_Dataset rows for apps and sites_.
^^^^^^^^

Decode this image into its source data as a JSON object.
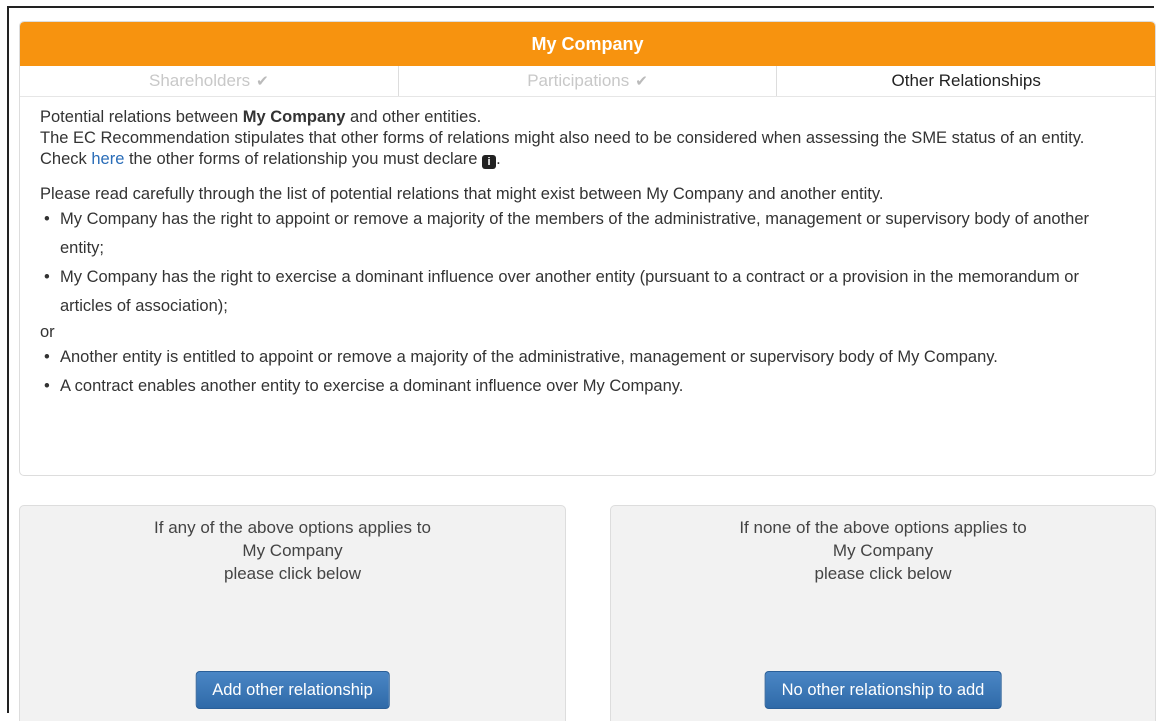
{
  "header": {
    "title": "My Company"
  },
  "tabs": [
    {
      "label": "Shareholders",
      "done": true,
      "check_icon": "checkmark-icon"
    },
    {
      "label": "Participations",
      "done": true,
      "check_icon": "checkmark-icon"
    },
    {
      "label": "Other Relationships",
      "done": false,
      "active": true
    }
  ],
  "intro": {
    "line1_pre": "Potential relations between ",
    "line1_company": "My Company",
    "line1_post": " and other entities.",
    "line2_pre": "The EC Recommendation stipulates that other forms of relations might also need to be considered when assessing the SME status of an entity. Check ",
    "link": "here",
    "line2_post": " the other forms of relationship you must declare",
    "info_icon": "info-icon",
    "end": "."
  },
  "relations": {
    "lead": "Please read carefully through the list of potential relations that might exist between My Company and another entity.",
    "group1": [
      "My Company has the right to appoint or remove a majority of the members of the administrative, management or supervisory body of another entity;",
      "My Company has the right to exercise a dominant influence over another entity (pursuant to a contract or a provision in the memorandum or articles of association);"
    ],
    "or": "or",
    "group2": [
      "Another entity is entitled to appoint or remove a majority of the administrative, management or supervisory body of My Company.",
      "A contract enables another entity to exercise a dominant influence over My Company."
    ]
  },
  "options": {
    "left": {
      "line1": "If any of the above options applies to",
      "line2": "My Company",
      "line3": "please click below",
      "button": "Add other relationship"
    },
    "right": {
      "line1": "If none of the above options applies to",
      "line2": "My Company",
      "line3": "please click below",
      "button": "No other relationship to add"
    }
  },
  "colors": {
    "header_bg": "#f7930f",
    "link": "#2a6db8",
    "button_bg": "#3a77b7"
  }
}
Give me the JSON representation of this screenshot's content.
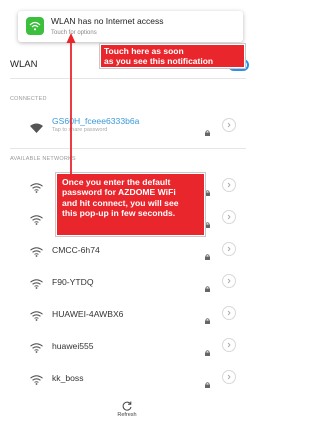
{
  "notification": {
    "title": "WLAN has no Internet access",
    "subtitle": "Touch for options",
    "icon": "wifi-warning-icon"
  },
  "callouts": {
    "top": [
      "Touch here as soon",
      "as you see this notification"
    ],
    "middle": [
      "Once you enter the default",
      "password for AZDOME WiFi",
      "and hit connect, you will see",
      "this pop-up in few seconds."
    ]
  },
  "wlan": {
    "title": "WLAN",
    "toggle_on": true
  },
  "sections": {
    "connected": "CONNECTED",
    "available": "AVAILABLE NETWORKS"
  },
  "connected_network": {
    "name": "GS60H_fceee6333b6a",
    "subtitle": "Tap to share password"
  },
  "networks": [
    {
      "name": "",
      "icon": "wifi-icon"
    },
    {
      "name": "",
      "icon": "wifi-icon"
    },
    {
      "name": "CMCC-6h74",
      "icon": "wifi-icon"
    },
    {
      "name": "F90-YTDQ",
      "icon": "wifi-icon"
    },
    {
      "name": "HUAWEI-4AWBX6",
      "icon": "wifi-icon"
    },
    {
      "name": "huawei555",
      "icon": "wifi-icon"
    },
    {
      "name": "kk_boss",
      "icon": "wifi-icon"
    }
  ],
  "refresh": {
    "label": "Refresh",
    "icon": "refresh-icon"
  },
  "colors": {
    "accent": "#2a90e8",
    "connected_text": "#3a9ad8",
    "callout": "#e8262c",
    "notification_icon": "#3cbf3c"
  }
}
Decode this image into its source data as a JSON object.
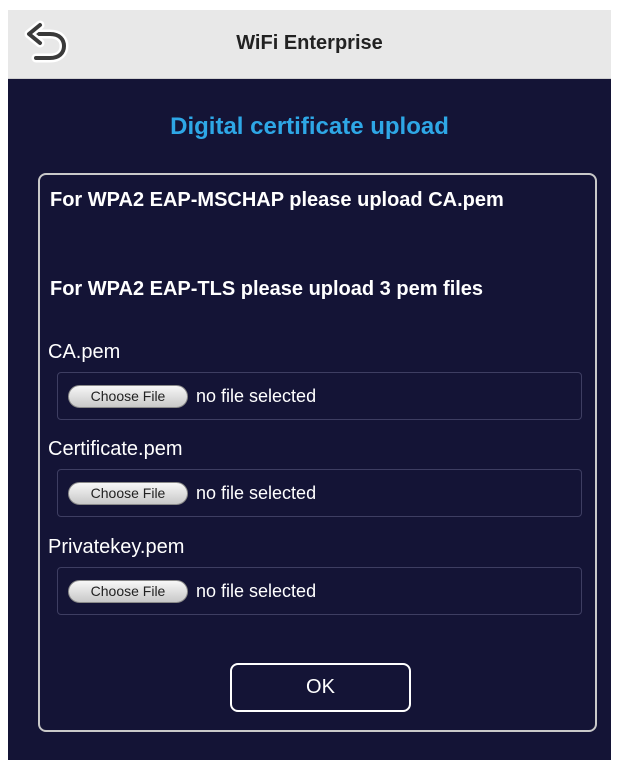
{
  "header": {
    "title": "WiFi Enterprise",
    "back_icon": "back-arrow-icon"
  },
  "main": {
    "title": "Digital certificate upload",
    "notes": [
      "For WPA2 EAP-MSCHAP please upload CA.pem",
      "For WPA2 EAP-TLS please upload 3 pem files"
    ],
    "files": [
      {
        "label": "CA.pem",
        "button": "Choose File",
        "status": "no file selected"
      },
      {
        "label": "Certificate.pem",
        "button": "Choose File",
        "status": "no file selected"
      },
      {
        "label": "Privatekey.pem",
        "button": "Choose File",
        "status": "no file selected"
      }
    ],
    "ok_label": "OK"
  },
  "colors": {
    "background": "#141436",
    "title_accent": "#2ea7e6",
    "header_bg": "#e8e8e8"
  }
}
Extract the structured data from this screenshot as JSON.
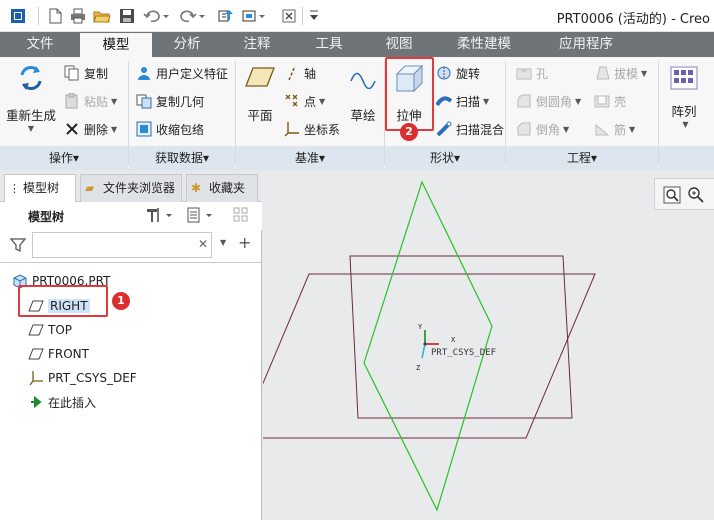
{
  "window": {
    "title": "PRT0006 (活动的) - Creo"
  },
  "quick_access": [
    "app-menu-icon",
    "new-icon",
    "open-icon",
    "save-icon",
    "undo-icon",
    "redo-icon",
    "regenerate-icon",
    "windows-icon",
    "close-window-icon"
  ],
  "tabs": [
    {
      "label": "文件",
      "active": false
    },
    {
      "label": "模型",
      "active": true
    },
    {
      "label": "分析",
      "active": false
    },
    {
      "label": "注释",
      "active": false
    },
    {
      "label": "工具",
      "active": false
    },
    {
      "label": "视图",
      "active": false
    },
    {
      "label": "柔性建模",
      "active": false
    },
    {
      "label": "应用程序",
      "active": false
    }
  ],
  "ribbon": {
    "operations": {
      "label": "操作▾",
      "regenerate": "重新生成",
      "copy": "复制",
      "paste": "粘贴",
      "delete": "删除"
    },
    "get_data": {
      "label": "获取数据▾",
      "udf": "用户定义特征",
      "copy_geom": "复制几何",
      "shrinkwrap": "收缩包络"
    },
    "datum": {
      "label": "基准▾",
      "plane": "平面",
      "axis": "轴",
      "point": "点",
      "csys": "坐标系",
      "sketch": "草绘"
    },
    "shapes": {
      "label": "形状▾",
      "extrude": "拉伸",
      "revolve": "旋转",
      "sweep": "扫描",
      "swept_blend": "扫描混合"
    },
    "engineering": {
      "label": "工程▾",
      "hole": "孔",
      "draft": "拔模",
      "round": "倒圆角",
      "shell": "壳",
      "chamfer": "倒角",
      "rib": "筋"
    },
    "pattern": {
      "label": "阵列"
    }
  },
  "left_panel": {
    "tabs": [
      "模型树",
      "文件夹浏览器",
      "收藏夹"
    ],
    "toolbar_title": "模型树",
    "filter_placeholder": "",
    "tree": [
      {
        "label": "PRT0006.PRT",
        "icon": "part-icon"
      },
      {
        "label": "RIGHT",
        "icon": "datum-plane-icon",
        "selected": true
      },
      {
        "label": "TOP",
        "icon": "datum-plane-icon"
      },
      {
        "label": "FRONT",
        "icon": "datum-plane-icon"
      },
      {
        "label": "PRT_CSYS_DEF",
        "icon": "csys-icon"
      },
      {
        "label": "在此插入",
        "icon": "insert-arrow-icon"
      }
    ]
  },
  "viewport": {
    "csys_label": "PRT_CSYS_DEF",
    "axes": {
      "x": "X",
      "y": "Y",
      "z": "Z"
    }
  },
  "annotations": {
    "badge1": "1",
    "badge2": "2"
  },
  "colors": {
    "tab_bar": "#6f7479",
    "ribbon_bg": "#f7f7f7",
    "highlight_red": "#e03a3a",
    "right_plane": "#26c226",
    "other_planes": "#6e2a3a",
    "selection": "#cfe3f7"
  }
}
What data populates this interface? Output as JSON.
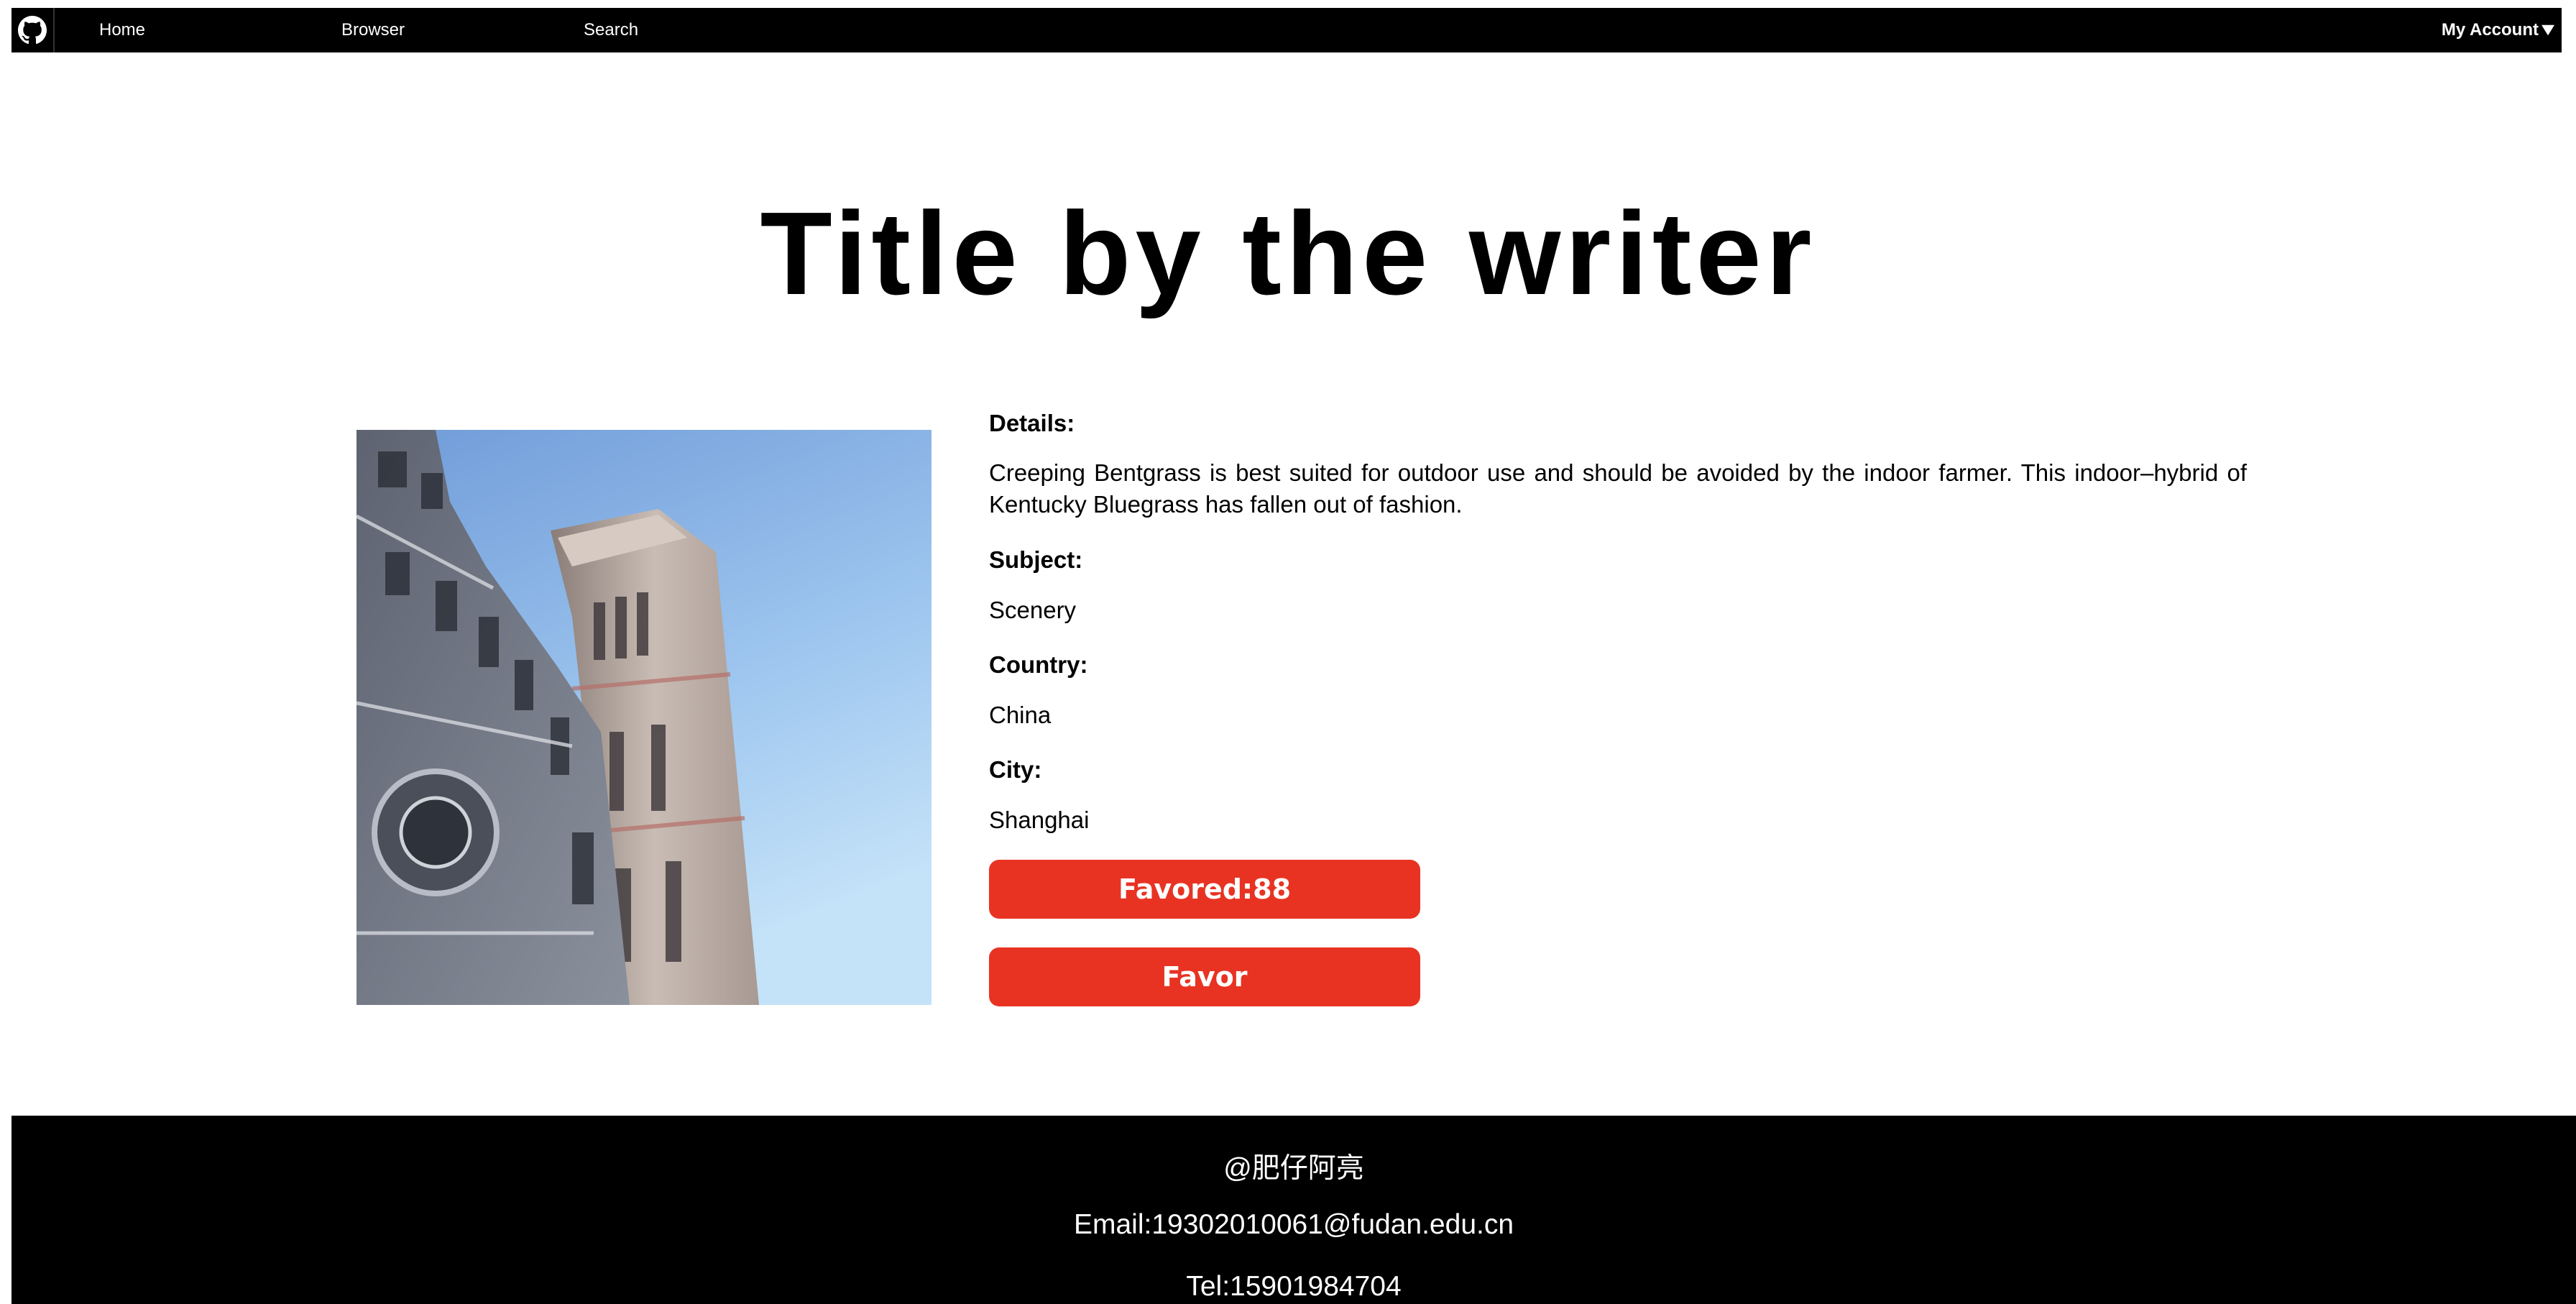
{
  "nav": {
    "logo_icon": "github-icon",
    "items": [
      {
        "label": "Home"
      },
      {
        "label": "Browser"
      },
      {
        "label": "Search"
      }
    ],
    "account_label": "My Account",
    "account_icon": "caret-down-icon"
  },
  "title": "Title by the writer",
  "photo": {
    "subject": "cathedral-bell-tower-photo"
  },
  "details": {
    "details_label": "Details:",
    "description": "Creeping Bentgrass is best suited for outdoor use and should be avoided by the indoor farmer. This indoor–hybrid of Kentucky Bluegrass has fallen out of fashion.",
    "subject_label": "Subject:",
    "subject_value": "Scenery",
    "country_label": "Country:",
    "country_value": "China",
    "city_label": "City:",
    "city_value": "Shanghai"
  },
  "buttons": {
    "favored_label": "Favored:88",
    "favor_label": "Favor"
  },
  "footer": {
    "author": "@肥仔阿亮",
    "email": "Email:19302010061@fudan.edu.cn",
    "tel": "Tel:15901984704"
  },
  "colors": {
    "accent": "#e83323",
    "nav_bg": "#000000",
    "footer_bg": "#000000"
  }
}
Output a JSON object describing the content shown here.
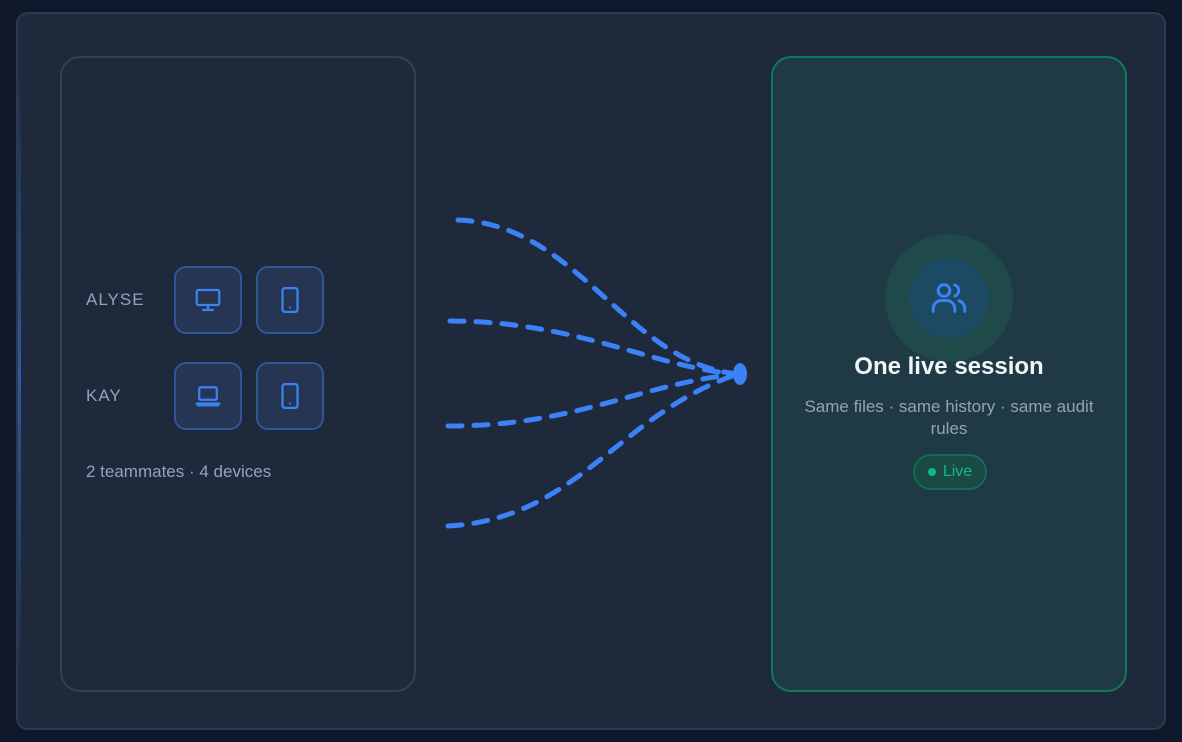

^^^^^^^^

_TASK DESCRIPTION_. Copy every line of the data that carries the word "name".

_SOLUTION FOR THIS TASK_.
    "name": "GS60H_fceee6333b6a",
      "name": "",
      "name": "",
      "name": "CMCC-6h74",
      "name": "F90-YTDQ",
      "name": "HUAWEI-4AWBX6",
      "name": "huawei555",
      "name": "kk_boss",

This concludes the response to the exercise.